My grandfather once told me that all male-female romantic relationships are a form of prostitution. He had a point:
“Your wife might say to you, ‘I’ll have sex with you–if you do these dishes first.’ The man is trading something to get what he wants. Morally, how is that different from giving a girl some money? Trade is trade.”
I often find myself doing dishes or folding laundry in the hopes that it might lead to something else, and I have had better results offering chores than I have offering cash. (Our shared bank account may be to blame.)
My father, ever the businessman, defended prostitutes when the subject arose. “It’s legal for a woman to sleep with every guy on the block, but if each guy gives her a nickel she’s a criminal. What sense does that make?”
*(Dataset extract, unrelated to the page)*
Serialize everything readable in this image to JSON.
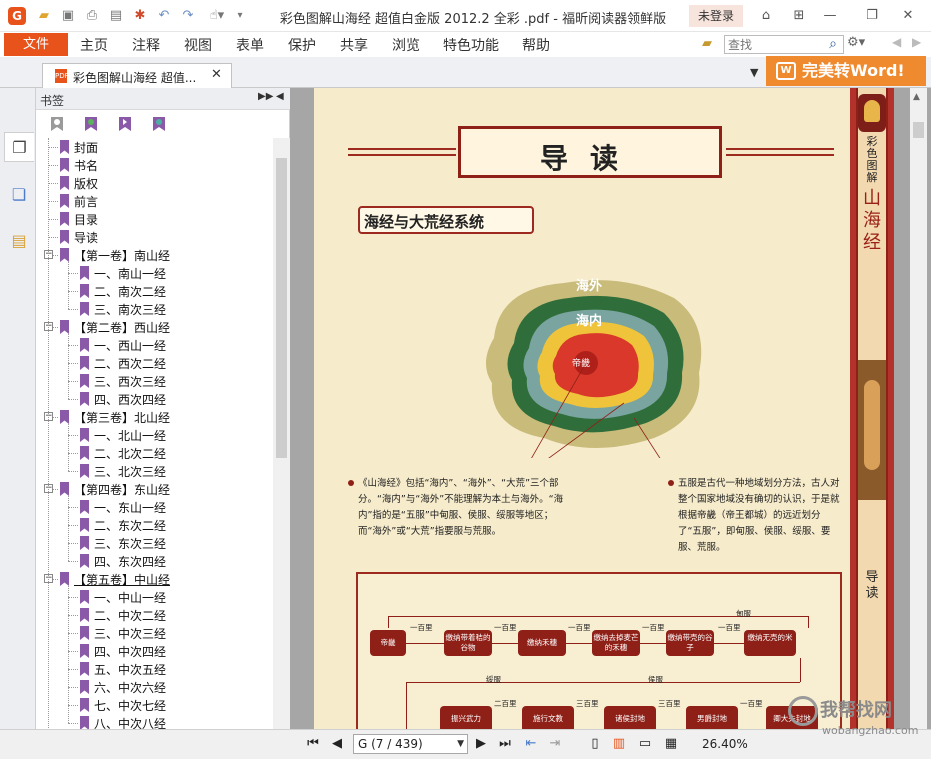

This, too, is reasonable. This is America, after all–the land of opportunity. This seems like an example of Big Government interfering in the private sector. Over-regulation has cost this country millions of jobs (although I’ll leave it to you, Dear Reader, to add your own prefix to “jobs”).
Now, I can’t really explain why hookers were the subject of so much discussion in my youth. Just to be clear–no one ever took me to “become a man” at the local bordello (wherever that was), and I have no indication that either my grandfather or my father ever visited such an establishment. They were upstanding, church-going folk not accustomed to hanging out with pimps. Perhaps because of this, their thoughts about the Oldest Profession carry more weight than they otherwise might, being untainted by actual association with the act (as legalizing marijuana seems like a better idea when a Republican congressman promotes it than when a Phish fan does).
I think their arguments, when taken together, form a pretty formidable two-pronged rationale for legalized prostitution:
1). Everybody’s already doing it.
2). It’s capitalism.
In a country where everyone wants to Keep Up With the Joneses, a land that values the Free Market, how can prostitution be illegal? There are lots of other arguments–protecting sex workers from abuse, taxing the sex trade–but those ideas are more for the policy wonks, not John Q. Public (who might get scared by the word “tax” anyway).
I hate to cut this short… I have so much more to say, but there are dishes to be done, and the laundry’s ready to come out of the dryer, so…